Interface dataset entries:
-- Opening Marker --

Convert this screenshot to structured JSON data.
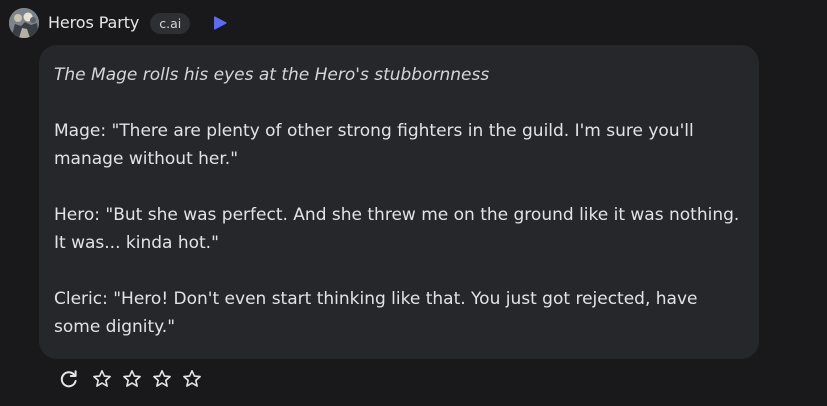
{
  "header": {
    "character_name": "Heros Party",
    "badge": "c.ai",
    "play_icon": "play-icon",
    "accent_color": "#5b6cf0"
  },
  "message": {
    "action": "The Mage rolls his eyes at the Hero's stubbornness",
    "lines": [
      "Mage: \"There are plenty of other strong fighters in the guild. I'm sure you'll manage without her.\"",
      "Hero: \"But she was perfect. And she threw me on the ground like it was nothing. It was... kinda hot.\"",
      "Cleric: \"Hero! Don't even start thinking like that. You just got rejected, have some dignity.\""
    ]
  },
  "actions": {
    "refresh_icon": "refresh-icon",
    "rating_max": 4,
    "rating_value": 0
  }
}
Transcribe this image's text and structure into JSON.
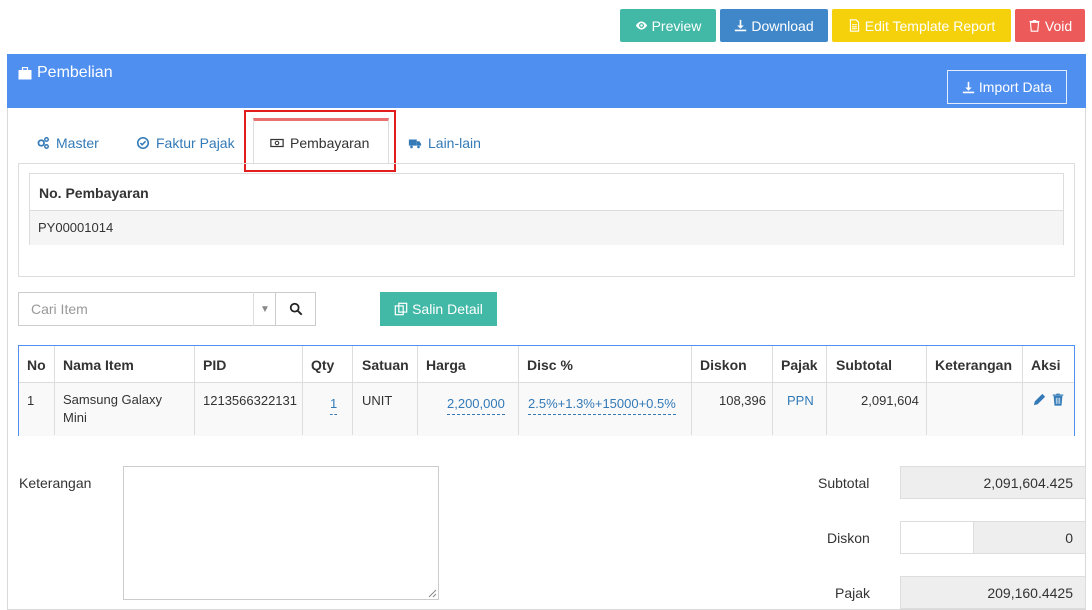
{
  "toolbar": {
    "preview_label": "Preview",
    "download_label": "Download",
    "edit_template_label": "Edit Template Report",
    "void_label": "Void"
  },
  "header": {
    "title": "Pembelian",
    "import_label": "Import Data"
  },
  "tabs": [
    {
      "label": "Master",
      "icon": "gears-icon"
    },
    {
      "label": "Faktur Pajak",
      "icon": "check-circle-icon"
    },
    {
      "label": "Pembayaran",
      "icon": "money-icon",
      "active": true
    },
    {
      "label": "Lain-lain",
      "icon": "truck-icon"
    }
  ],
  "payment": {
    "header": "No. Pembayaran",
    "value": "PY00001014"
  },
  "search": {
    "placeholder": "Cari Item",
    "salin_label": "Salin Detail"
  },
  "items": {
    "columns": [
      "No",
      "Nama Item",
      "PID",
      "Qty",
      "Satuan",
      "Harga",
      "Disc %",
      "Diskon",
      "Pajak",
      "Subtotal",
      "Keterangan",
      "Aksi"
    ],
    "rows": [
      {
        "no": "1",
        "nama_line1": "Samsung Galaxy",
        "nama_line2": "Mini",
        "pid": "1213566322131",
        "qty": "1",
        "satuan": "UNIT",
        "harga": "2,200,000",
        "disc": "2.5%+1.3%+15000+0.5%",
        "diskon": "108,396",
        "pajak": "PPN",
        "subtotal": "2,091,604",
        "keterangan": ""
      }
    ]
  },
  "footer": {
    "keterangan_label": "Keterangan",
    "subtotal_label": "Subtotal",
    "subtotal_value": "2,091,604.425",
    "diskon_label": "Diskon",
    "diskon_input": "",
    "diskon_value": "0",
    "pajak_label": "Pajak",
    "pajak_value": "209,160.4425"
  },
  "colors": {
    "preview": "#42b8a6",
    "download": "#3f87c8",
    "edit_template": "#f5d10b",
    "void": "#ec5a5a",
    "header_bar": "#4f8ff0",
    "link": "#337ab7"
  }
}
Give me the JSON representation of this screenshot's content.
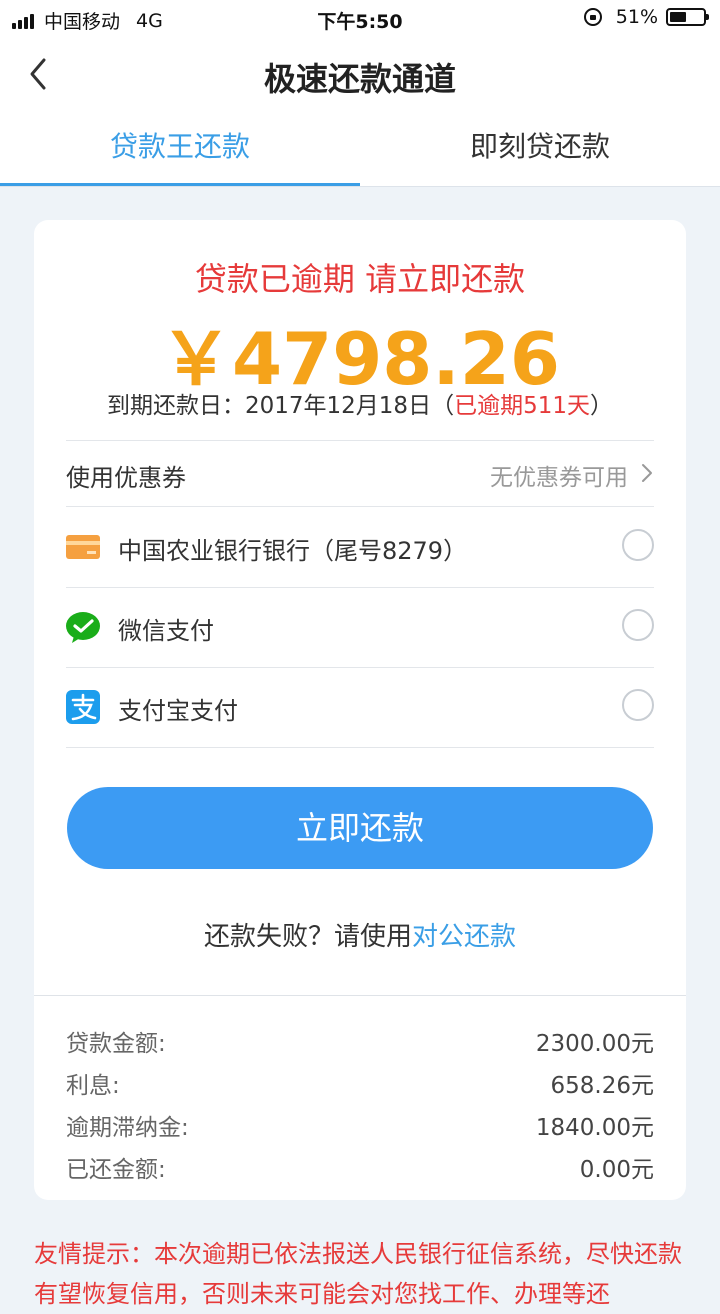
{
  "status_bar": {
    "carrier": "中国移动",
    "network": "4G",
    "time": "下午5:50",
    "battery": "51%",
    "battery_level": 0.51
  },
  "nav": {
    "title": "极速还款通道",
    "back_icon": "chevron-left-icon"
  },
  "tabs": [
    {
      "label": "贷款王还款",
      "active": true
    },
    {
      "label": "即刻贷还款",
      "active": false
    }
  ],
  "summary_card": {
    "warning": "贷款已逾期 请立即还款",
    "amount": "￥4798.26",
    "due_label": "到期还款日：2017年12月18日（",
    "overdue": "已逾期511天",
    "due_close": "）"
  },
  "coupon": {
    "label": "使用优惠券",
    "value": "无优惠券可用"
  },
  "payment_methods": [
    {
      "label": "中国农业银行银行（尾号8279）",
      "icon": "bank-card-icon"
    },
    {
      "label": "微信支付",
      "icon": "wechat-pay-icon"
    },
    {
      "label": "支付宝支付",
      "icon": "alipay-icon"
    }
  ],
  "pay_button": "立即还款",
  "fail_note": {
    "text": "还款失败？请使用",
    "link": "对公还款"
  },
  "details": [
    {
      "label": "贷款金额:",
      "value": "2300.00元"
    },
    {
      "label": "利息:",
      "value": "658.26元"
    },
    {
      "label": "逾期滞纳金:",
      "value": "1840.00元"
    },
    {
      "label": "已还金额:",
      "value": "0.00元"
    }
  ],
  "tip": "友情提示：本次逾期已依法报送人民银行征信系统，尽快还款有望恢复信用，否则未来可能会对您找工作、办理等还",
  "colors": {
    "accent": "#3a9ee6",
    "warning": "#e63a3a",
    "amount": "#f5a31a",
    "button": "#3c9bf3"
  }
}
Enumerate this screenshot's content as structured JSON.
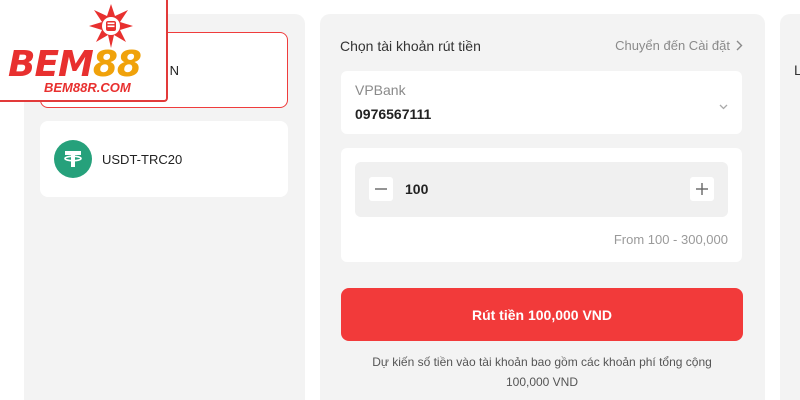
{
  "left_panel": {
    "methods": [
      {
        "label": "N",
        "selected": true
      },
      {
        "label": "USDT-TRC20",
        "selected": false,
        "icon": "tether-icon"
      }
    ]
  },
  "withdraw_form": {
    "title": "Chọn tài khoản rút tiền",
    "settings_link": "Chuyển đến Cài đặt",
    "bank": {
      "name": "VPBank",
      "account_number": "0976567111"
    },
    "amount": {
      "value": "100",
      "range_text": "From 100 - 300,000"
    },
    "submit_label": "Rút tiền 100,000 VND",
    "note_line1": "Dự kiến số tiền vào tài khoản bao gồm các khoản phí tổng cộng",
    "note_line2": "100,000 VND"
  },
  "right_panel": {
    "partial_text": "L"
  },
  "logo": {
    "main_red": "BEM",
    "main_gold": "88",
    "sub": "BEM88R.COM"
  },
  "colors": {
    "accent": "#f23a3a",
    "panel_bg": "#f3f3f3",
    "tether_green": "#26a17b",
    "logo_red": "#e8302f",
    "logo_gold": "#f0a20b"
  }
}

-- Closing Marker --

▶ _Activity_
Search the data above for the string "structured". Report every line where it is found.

▶ _Solution below_
Convert this screenshot to structured JSON data.
Enumerate this screenshot's content as structured JSON.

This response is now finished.